Title: Compost improves compacted urban soil

item Logsdon, Sally
item SAUER, PAT - Iowa Association Of Municipal Utilities

Submitted to: ASA-CSSA-SSSA Annual Meeting Abstracts
Publication Type: Abstract Only
Publication Acceptance Date: 11/5/2014
Publication Date: 11/5/2014
Citation: Logsdon, S.D., Sauer, P. 2014. Compost improves compacted urban soil [abstract]. ASA-CSSA-SSSA Annual Meeting Abstracts. Abstract 85593 or 177-7.

Interpretive Summary:

Technical Abstract: Urban construction sites usually result in compacted soils that limit infiltration and root growth. The purpose of this study was to determine if compost, aeration, and/or prairie grasses can remediate a site setup as a simulated post-construction site (compacted). Five years after establishing the control (5 cm topsoil + bluegrass mixture) and treated areas (5 cm topsoil + 10 cm compost + prairie grasses), a rainfall simulation study was conducted. The areas with prairie grass had greater infiltration rates (2.5"/hr) compared with the control (2.1"/hr), and less sediment loss (22 vs 106 lb/Ac-h). Ortho phosphate loss was less for the prairie grass (0.05 lb/Ac) than for the bluegrass area (0.36 lb/Ac). Sampling to 2 m depth revealed prior disturbance to > 1 m for the whole area. Compost is recommended for post construction sites. Over time, prairie grasses were also beneficial.

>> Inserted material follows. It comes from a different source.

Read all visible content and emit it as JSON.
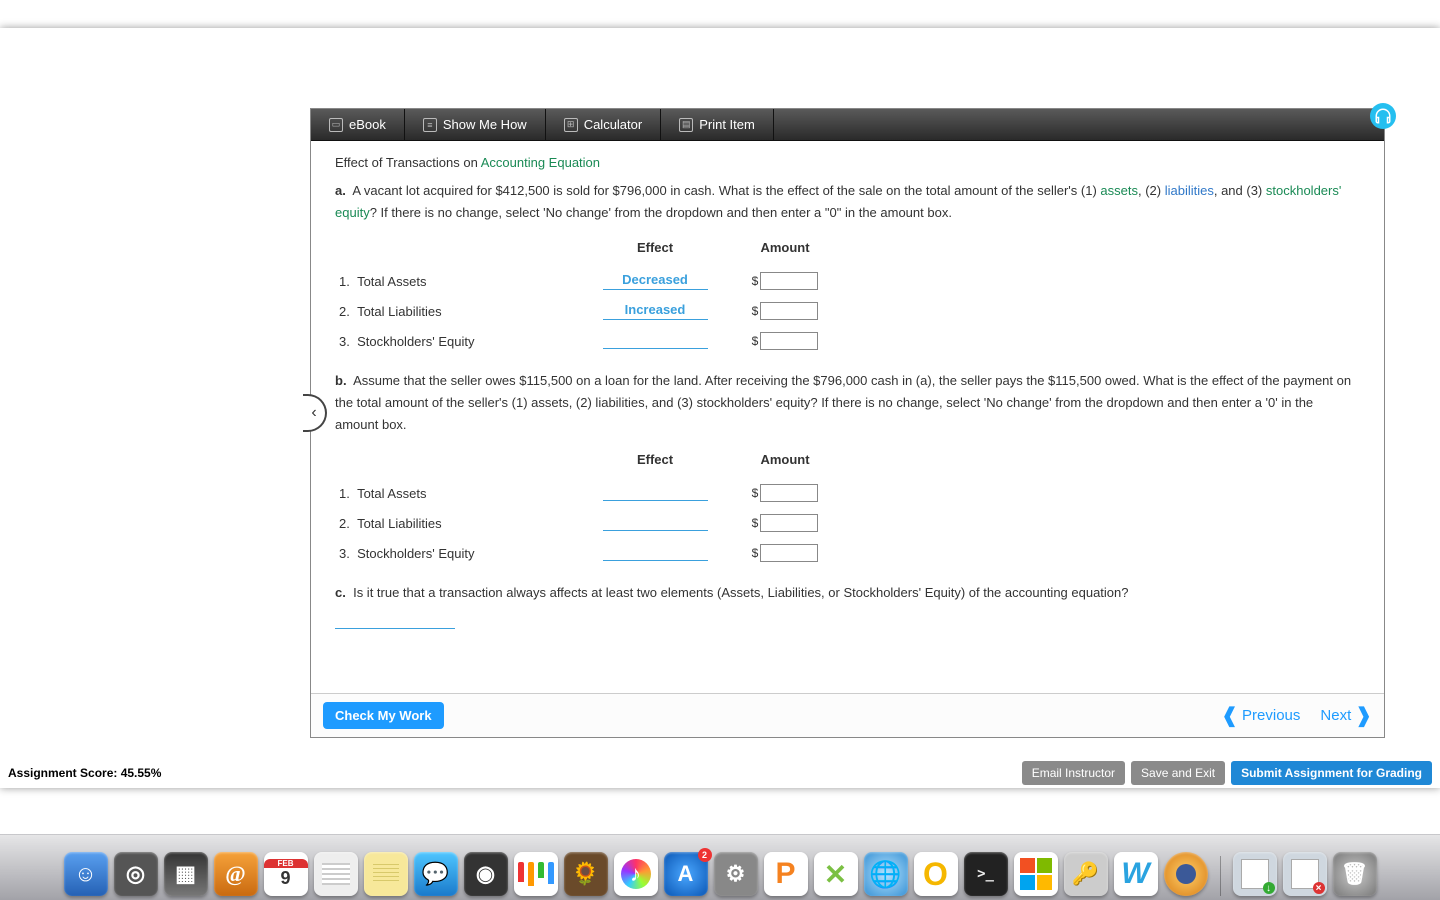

Soils in urban areas can have several disturbance events.